I have been forwarded an email from reader Maurice Dower, which includes pictures of a bird which was in his garden recently.
Maurice says: “Whilst I was tidying up my front garden, I had a visitor which I believe was a young pheasant. It eventually ran over the road and hid in some shrubs, where its plumage illustrated its camouflage value.”
Maurice is right. His visitor was a young pheasant, yet to attain his full adult colours. Thousands of pheasants are released into the countryside every summer to provide sport for the shooting season. They are very prone to wander, as any gamekeeper will tell you .
Gardens, especially those with bird feeders, are a great attraction to wandering pheasants. Being used to feeders in their pens, these young pheasants are quick avail themselves of a free feed.
I have known individual pheasants become regular visitors to their chosen garden, often turning up regularly at the same time each day for a top-up of seed and grain. Of course, these birds can become great favourites of their hosts, often earning themselves pet names.
However, once a pheasant has adopted the safety and refuge of gardens, it is often good at keeping out of harm’s way when a shoot is going on.

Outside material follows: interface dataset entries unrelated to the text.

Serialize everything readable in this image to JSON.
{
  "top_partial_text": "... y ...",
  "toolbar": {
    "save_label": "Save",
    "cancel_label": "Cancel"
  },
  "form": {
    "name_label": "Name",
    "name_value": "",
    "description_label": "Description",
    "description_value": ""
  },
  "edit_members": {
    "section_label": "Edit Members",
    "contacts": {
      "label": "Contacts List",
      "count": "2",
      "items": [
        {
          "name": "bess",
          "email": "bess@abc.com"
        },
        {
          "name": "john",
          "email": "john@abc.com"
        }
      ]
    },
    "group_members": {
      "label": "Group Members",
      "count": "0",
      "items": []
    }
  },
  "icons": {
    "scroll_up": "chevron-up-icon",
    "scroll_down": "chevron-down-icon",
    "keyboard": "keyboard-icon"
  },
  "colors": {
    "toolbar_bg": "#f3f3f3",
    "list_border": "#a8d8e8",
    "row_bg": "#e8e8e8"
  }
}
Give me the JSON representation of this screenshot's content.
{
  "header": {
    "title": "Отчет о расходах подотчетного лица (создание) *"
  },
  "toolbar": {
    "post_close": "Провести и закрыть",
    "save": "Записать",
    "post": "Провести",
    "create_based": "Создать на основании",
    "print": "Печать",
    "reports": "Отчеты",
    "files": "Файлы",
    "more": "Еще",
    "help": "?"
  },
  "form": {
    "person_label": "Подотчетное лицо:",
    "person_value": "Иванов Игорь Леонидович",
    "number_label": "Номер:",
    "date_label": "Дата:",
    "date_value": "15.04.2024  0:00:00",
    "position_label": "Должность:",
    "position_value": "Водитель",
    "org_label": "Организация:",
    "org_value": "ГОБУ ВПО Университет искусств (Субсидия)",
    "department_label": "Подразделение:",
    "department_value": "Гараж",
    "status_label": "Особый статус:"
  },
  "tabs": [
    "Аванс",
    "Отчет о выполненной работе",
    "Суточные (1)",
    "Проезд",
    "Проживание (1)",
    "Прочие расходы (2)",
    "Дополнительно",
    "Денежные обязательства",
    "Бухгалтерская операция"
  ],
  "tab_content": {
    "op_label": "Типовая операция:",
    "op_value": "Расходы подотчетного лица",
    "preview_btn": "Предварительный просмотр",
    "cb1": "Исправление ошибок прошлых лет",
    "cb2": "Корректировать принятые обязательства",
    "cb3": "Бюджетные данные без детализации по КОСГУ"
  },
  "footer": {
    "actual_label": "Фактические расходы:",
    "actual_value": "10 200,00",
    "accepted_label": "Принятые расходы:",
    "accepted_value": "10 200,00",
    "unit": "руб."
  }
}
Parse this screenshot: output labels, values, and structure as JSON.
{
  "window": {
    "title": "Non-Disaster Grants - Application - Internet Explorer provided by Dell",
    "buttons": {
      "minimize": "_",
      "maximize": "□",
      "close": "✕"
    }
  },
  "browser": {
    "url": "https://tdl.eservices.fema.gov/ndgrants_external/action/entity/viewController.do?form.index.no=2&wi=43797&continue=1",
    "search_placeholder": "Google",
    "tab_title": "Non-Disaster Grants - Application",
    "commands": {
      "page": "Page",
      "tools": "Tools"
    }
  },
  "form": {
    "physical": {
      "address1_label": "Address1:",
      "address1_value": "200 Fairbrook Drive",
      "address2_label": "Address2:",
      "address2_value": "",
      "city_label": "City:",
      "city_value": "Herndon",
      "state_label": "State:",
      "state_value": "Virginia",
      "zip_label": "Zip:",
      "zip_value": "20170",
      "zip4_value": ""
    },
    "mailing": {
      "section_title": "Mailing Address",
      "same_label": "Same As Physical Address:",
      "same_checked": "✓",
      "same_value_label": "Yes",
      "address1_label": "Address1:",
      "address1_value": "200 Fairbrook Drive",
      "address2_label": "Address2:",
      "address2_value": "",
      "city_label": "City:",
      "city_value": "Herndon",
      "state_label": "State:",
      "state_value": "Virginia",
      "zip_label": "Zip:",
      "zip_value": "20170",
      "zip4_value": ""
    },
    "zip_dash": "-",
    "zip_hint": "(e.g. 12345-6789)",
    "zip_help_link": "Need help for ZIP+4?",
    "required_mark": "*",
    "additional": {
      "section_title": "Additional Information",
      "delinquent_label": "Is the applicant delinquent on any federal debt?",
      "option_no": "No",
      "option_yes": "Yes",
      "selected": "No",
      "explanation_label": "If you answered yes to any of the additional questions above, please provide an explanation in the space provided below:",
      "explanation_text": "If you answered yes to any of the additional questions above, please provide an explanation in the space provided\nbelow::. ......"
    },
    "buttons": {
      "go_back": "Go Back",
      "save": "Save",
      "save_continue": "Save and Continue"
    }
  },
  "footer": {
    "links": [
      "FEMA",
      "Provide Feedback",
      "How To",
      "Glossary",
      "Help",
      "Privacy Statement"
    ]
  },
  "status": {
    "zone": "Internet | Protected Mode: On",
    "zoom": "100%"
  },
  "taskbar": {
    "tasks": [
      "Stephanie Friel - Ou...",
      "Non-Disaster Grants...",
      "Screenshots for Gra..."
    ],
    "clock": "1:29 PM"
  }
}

Pheasants above all birds have shaped our local landscape. The reason local woods are often long straight strips is because they were planted for producing pheasants. This provision of pheasant habitat of course benefits many other species. Maurice’s pheasant just isn’t one of them.